Network monitoring was created for IT environments, where the chief concern is preventing unauthorized access to information. In such a setting, cutting off intruders’ access to the network and taking devices offline is often a suitable first response to a cyberattack.
OT security, on the other hand, is not as concerned with preventing unauthorized access to information as it is with preventing loss of physical machine and process control. Compromised control comes with varying safety and operational consequences depending on the industry and equipment involved, but maintaining a safe state 24/7 is paramount for all automation and control systems.
For these OT environments where plant and personnel safety are the driving concerns, integrating one or more cyber threat detection tools with PLC logic to act in the event of an attack provides better protection and assurance. This type of cyber-physical incident response solution responds to threat detection by intelligently maintaining uptime of non-infected production cells when possible. It does this by placing infected components into a safe physical state and quarantining them from the rest of the network, and shutting down bad actors’ access into the system.

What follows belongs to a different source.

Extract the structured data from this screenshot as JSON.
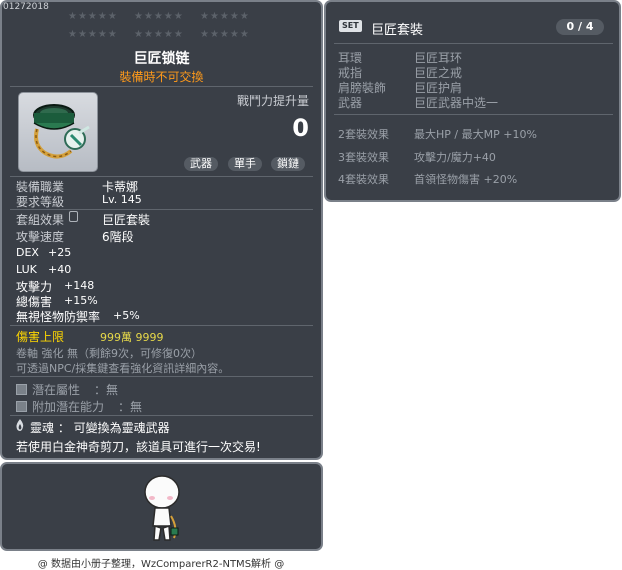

While many attacks come from outside a local network, an increasing portion originate from within via privileged access. To protect critical production components from both internal and external threats, system architects can place network monitors at individual production cells to trace all traffic to and from the equipment, with PLCs programmed to take appropriate action when attacks are detected (Figure 1).
Figure 1: All network traffic between the IT and OT spaces and within production cells is monitored in this example network architecture, with a cyber-physical incident response solution to safeguard equipment.
Upon detection of a threat, cyber-physical protection platforms follow a custom-defined checklist to place production equipment into a pre-determined protected state—not necessarily ‘off’. Non-impacted equipment groups may continue to run, decreasing operational disruption and speeding up recovery time, while infected equipment is quarantined.
These systems are uniquely programmed to fit their specific facilities’ needs of safeguarding from, detecting, responding to, and recovering from cyberattacks. They employ the encryption capabilities found in many modern PLCs, and they can also utilize firewalls, VPN tunnels, digital I/O, and other means of secure communication between intelligent automation controllers and plant equipment. These secure channels provide maximum situational awareness during an attack, while protecting non-compromised devices from infection.
Not all threats are treated equally. Threat detection devices sit to the side, funneling data and analyzing its contents (Figure 2). When a threat is identified, it gets passed to controllers on the network, along with an assigned priority. High-priority threats may trigger network security configuration changes or physical protection responses, while low-priority threats might just alert plant personnel.